[App and web page records]
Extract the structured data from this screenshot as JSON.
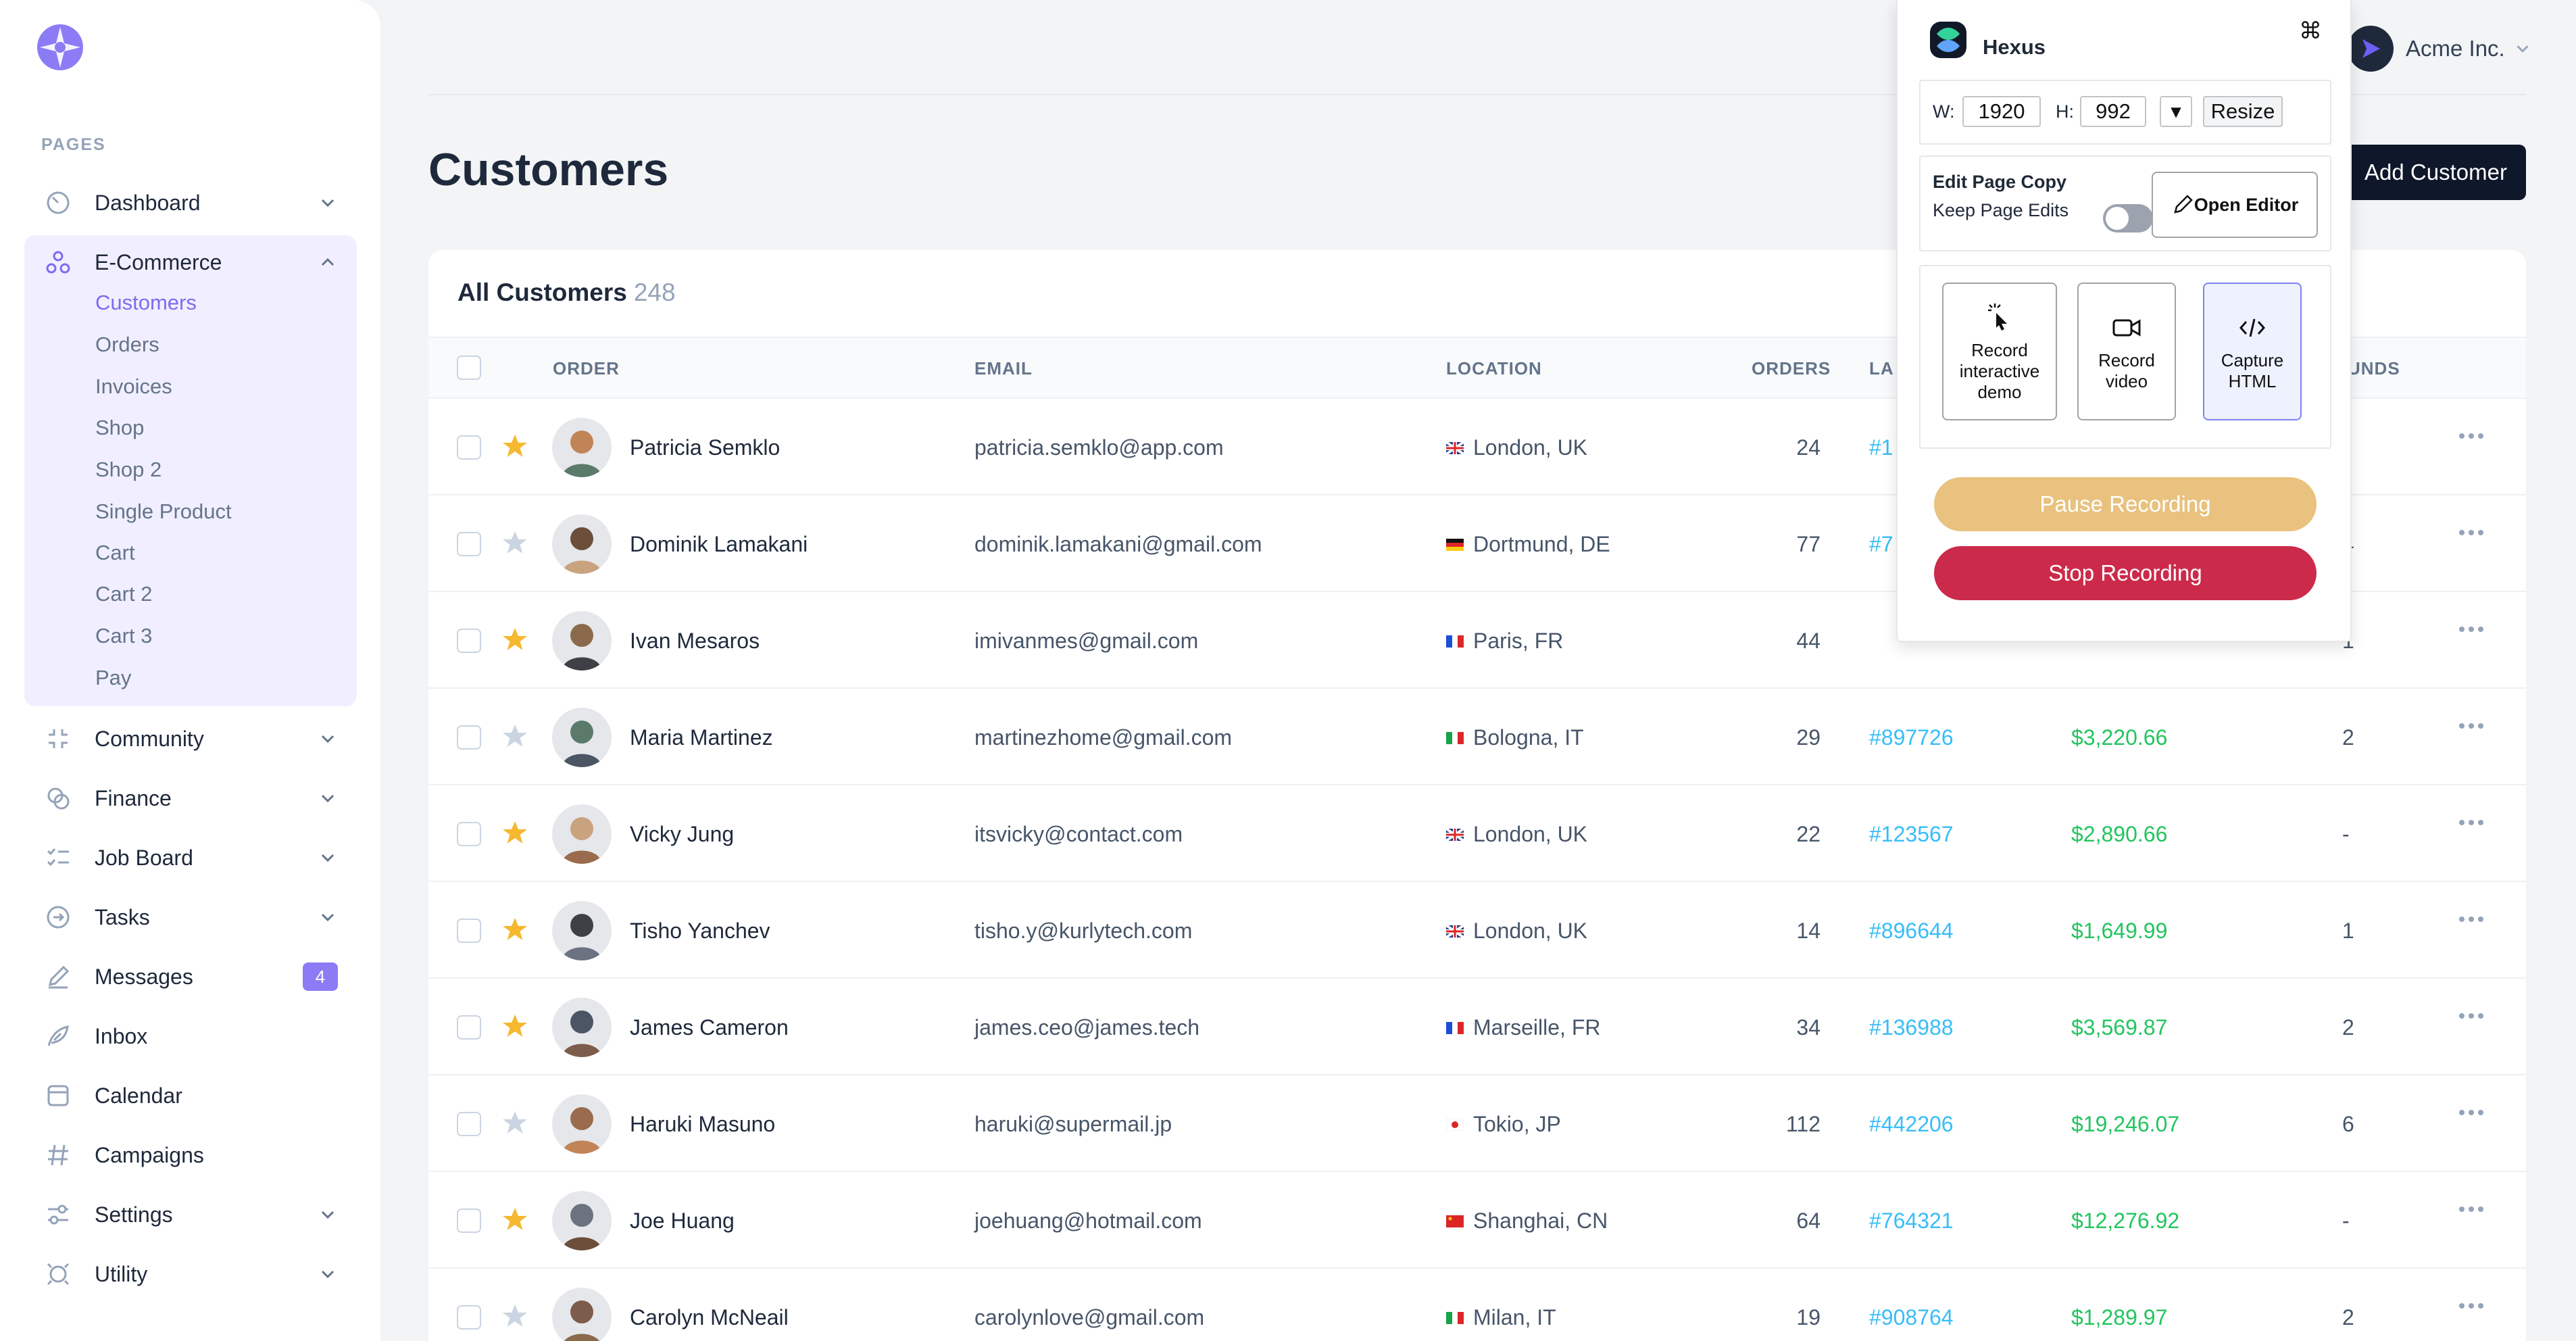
{
  "sidebar": {
    "pages_label": "PAGES",
    "items": [
      {
        "label": "Dashboard"
      },
      {
        "label": "E-Commerce"
      },
      {
        "label": "Community"
      },
      {
        "label": "Finance"
      },
      {
        "label": "Job Board"
      },
      {
        "label": "Tasks"
      },
      {
        "label": "Messages",
        "badge": "4"
      },
      {
        "label": "Inbox"
      },
      {
        "label": "Calendar"
      },
      {
        "label": "Campaigns"
      },
      {
        "label": "Settings"
      },
      {
        "label": "Utility"
      }
    ],
    "ecommerce_sub": [
      "Customers",
      "Orders",
      "Invoices",
      "Shop",
      "Shop 2",
      "Single Product",
      "Cart",
      "Cart 2",
      "Cart 3",
      "Pay"
    ],
    "accent": "#7c6cf0"
  },
  "header": {
    "title": "Customers",
    "account": "Acme Inc.",
    "add_button": "Add Customer"
  },
  "table": {
    "title": "All Customers",
    "count": "248",
    "headers": [
      "ORDER",
      "EMAIL",
      "LOCATION",
      "ORDERS",
      "LA",
      "UNDS"
    ],
    "rows": [
      {
        "name": "Patricia Semklo",
        "email": "patricia.semklo@app.com",
        "location": "London, UK",
        "flag": "uk",
        "orders": "24",
        "last": "#1",
        "spent": "",
        "refunds": "-",
        "starred": true
      },
      {
        "name": "Dominik Lamakani",
        "email": "dominik.lamakani@gmail.com",
        "location": "Dortmund, DE",
        "flag": "de",
        "orders": "77",
        "last": "#7",
        "spent": "",
        "refunds": "4",
        "starred": false
      },
      {
        "name": "Ivan Mesaros",
        "email": "imivanmes@gmail.com",
        "location": "Paris, FR",
        "flag": "fr",
        "orders": "44",
        "last": "",
        "spent": "",
        "refunds": "1",
        "starred": true
      },
      {
        "name": "Maria Martinez",
        "email": "martinezhome@gmail.com",
        "location": "Bologna, IT",
        "flag": "it",
        "orders": "29",
        "last": "#897726",
        "spent": "$3,220.66",
        "refunds": "2",
        "starred": false
      },
      {
        "name": "Vicky Jung",
        "email": "itsvicky@contact.com",
        "location": "London, UK",
        "flag": "uk",
        "orders": "22",
        "last": "#123567",
        "spent": "$2,890.66",
        "refunds": "-",
        "starred": true
      },
      {
        "name": "Tisho Yanchev",
        "email": "tisho.y@kurlytech.com",
        "location": "London, UK",
        "flag": "uk",
        "orders": "14",
        "last": "#896644",
        "spent": "$1,649.99",
        "refunds": "1",
        "starred": true
      },
      {
        "name": "James Cameron",
        "email": "james.ceo@james.tech",
        "location": "Marseille, FR",
        "flag": "fr",
        "orders": "34",
        "last": "#136988",
        "spent": "$3,569.87",
        "refunds": "2",
        "starred": true
      },
      {
        "name": "Haruki Masuno",
        "email": "haruki@supermail.jp",
        "location": "Tokio, JP",
        "flag": "jp",
        "orders": "112",
        "last": "#442206",
        "spent": "$19,246.07",
        "refunds": "6",
        "starred": false
      },
      {
        "name": "Joe Huang",
        "email": "joehuang@hotmail.com",
        "location": "Shanghai, CN",
        "flag": "cn",
        "orders": "64",
        "last": "#764321",
        "spent": "$12,276.92",
        "refunds": "-",
        "starred": true
      },
      {
        "name": "Carolyn McNeail",
        "email": "carolynlove@gmail.com",
        "location": "Milan, IT",
        "flag": "it",
        "orders": "19",
        "last": "#908764",
        "spent": "$1,289.97",
        "refunds": "2",
        "starred": false
      }
    ]
  },
  "hexus": {
    "title": "Hexus",
    "cmd": "⌘",
    "w_label": "W:",
    "w_value": "1920",
    "h_label": "H:",
    "h_value": "992",
    "dropdown": "▾",
    "resize": "Resize",
    "edit_title": "Edit Page Copy",
    "keep_edits": "Keep Page Edits",
    "open_editor": "Open Editor",
    "record_demo": "Record interactive demo",
    "record_video": "Record video",
    "capture_html": "Capture HTML",
    "pause": "Pause Recording",
    "stop": "Stop Recording",
    "pause_color": "#e8c27e",
    "stop_color": "#cc2a4a"
  }
}
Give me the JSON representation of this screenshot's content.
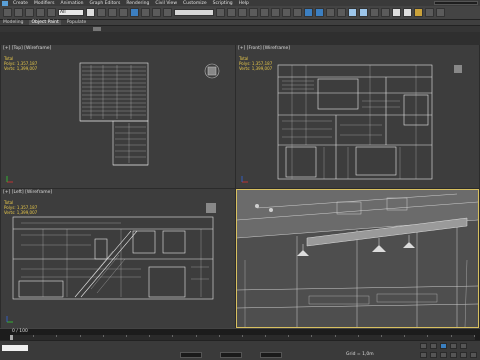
{
  "menu": [
    "Create",
    "Modifiers",
    "Animation",
    "Graph Editors",
    "Rendering",
    "Civil View",
    "Customize",
    "Scripting",
    "Help"
  ],
  "toolbar": {
    "selection_filter": "All"
  },
  "ribbon": {
    "tabs": [
      "Modeling",
      "Object Paint",
      "Populate"
    ],
    "active": "Object Paint"
  },
  "viewports": {
    "top": {
      "label": "[+] [Top] [Wireframe]",
      "stats": "Total\nPolys: 1,357,187\nVerts: 1,399,007"
    },
    "front": {
      "label": "[+] [Front] [Wireframe]",
      "stats": "Total\nPolys: 1,357,187\nVerts: 1,399,007"
    },
    "left": {
      "label": "[+] [Left] [Wireframe]",
      "stats": "Total\nPolys: 1,357,187\nVerts: 1,399,007"
    },
    "perspective": {
      "label": "[+] [Perspective] [Realistic]"
    }
  },
  "timeline": {
    "frame": "0 / 100"
  },
  "status": {
    "grid": "Grid = 1,0m"
  },
  "colors": {
    "viewport_bg": "#3d3d3d",
    "wire": "#e6e6e6",
    "stats": "#e8c84a",
    "active_border": "#d8c060"
  }
}
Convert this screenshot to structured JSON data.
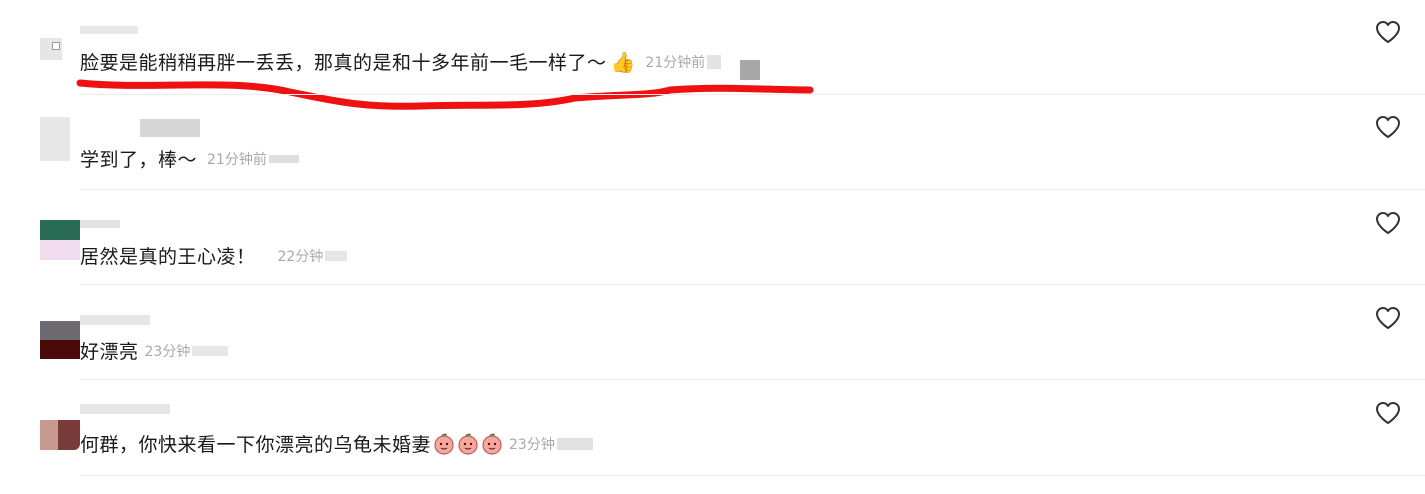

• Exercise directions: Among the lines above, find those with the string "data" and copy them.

• Exercise answer:
Extract the structured data from this screenshot as JSON.
Convert this screenshot to structured JSON data.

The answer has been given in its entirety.